13 Jun 2014
An inexpensive drug against malaria was shown to reverse resistance to tamoxifen (widely used for breast cancer) in research conducted in mice.
In the June 15 issue of Clinical Cancer Research, investigators from Georgetown Lombardi Comprehensive Cancer Center say adding this anti-malarial drug, hydroxychloroquine (HCQ), to tamoxifen could provide a new treatment option for some women with advanced, postmenopausal estrogen receptor-positive (ER+) breast cancer.
The problem of resistance to breast cancer treatment
The ER+ subtype accounts for an estimated 70% of all breast cancers. While many of these women are treated with tamoxifen, which blocks estrogen from fueling the tumor, 50% of these cancers will either not respond or will become resistant to tamoxifen over time.
"Tamoxifen resistance when treating breast cancer is a big issue in the clinic, and we believe our findings provide a very promising fix to the problem," says the study's senior investigator, Robert Clarke, PhD, DSc, dean for research at Georgetown University Medical center, and co-director of the breast cancer program at Georgetown Lombardi.
Clarke adds that both drugs are inexpensive, on the market and have a well-defined safety profile.
HCQ was developed to treat malaria, but has since been repurposed as therapy for rheumatoid arthritis and lupus. The study is the first to test HCQ's ability to restore breast cancer cell sensitivity to tamoxifen or to a different anti-estrogen drug known as faslodex.
Research set out to test resistance of tamoxifen and faslodex
The research team, led by first author Katherine Cook, PhD, a postdoctoral research fellow in the tumor biology department at Georgetown Lombardi, purposely set out to test HCQ in mice with either tamoxifen or faslodex-resistant human breast cancer cells.

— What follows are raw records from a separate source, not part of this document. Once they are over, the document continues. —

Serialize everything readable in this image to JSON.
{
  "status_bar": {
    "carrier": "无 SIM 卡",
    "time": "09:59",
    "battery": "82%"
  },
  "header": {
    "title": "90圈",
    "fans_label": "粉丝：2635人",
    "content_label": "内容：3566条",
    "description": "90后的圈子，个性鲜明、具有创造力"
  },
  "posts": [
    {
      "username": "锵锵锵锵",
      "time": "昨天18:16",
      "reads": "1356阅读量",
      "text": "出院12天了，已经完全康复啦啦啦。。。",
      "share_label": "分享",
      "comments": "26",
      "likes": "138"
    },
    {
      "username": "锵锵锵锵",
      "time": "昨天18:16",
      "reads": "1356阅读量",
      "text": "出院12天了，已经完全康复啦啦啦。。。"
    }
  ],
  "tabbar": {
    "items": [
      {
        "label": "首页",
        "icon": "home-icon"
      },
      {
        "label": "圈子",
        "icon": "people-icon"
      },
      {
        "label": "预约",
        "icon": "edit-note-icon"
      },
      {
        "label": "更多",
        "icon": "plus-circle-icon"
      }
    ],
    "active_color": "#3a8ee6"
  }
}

Previous research led by Clarke and Cook found that tamoxifen resistance occurs because a pro-survival pathway is switched on in breast cancer cells. HCQ functions by turning off that very same molecular pathway, Cook says.
The researchers found that the combination of tamoxifen and HCQ is more effective than faslodex and HCQ due to activities within the tumor's microenvironment. "Faslodex and tamoxifen, while both effective as antiestrogen therapies, have different effects on the immune system thus making the combination of faslodex and HCQ less effective," says Cook.
"Many people have been trying combinations of drugs to restore the ability of tamoxifen to fight breast cancer. We believe this pairing is very worthy of additional research, as well as clinical study," she says.
Source: Science Daily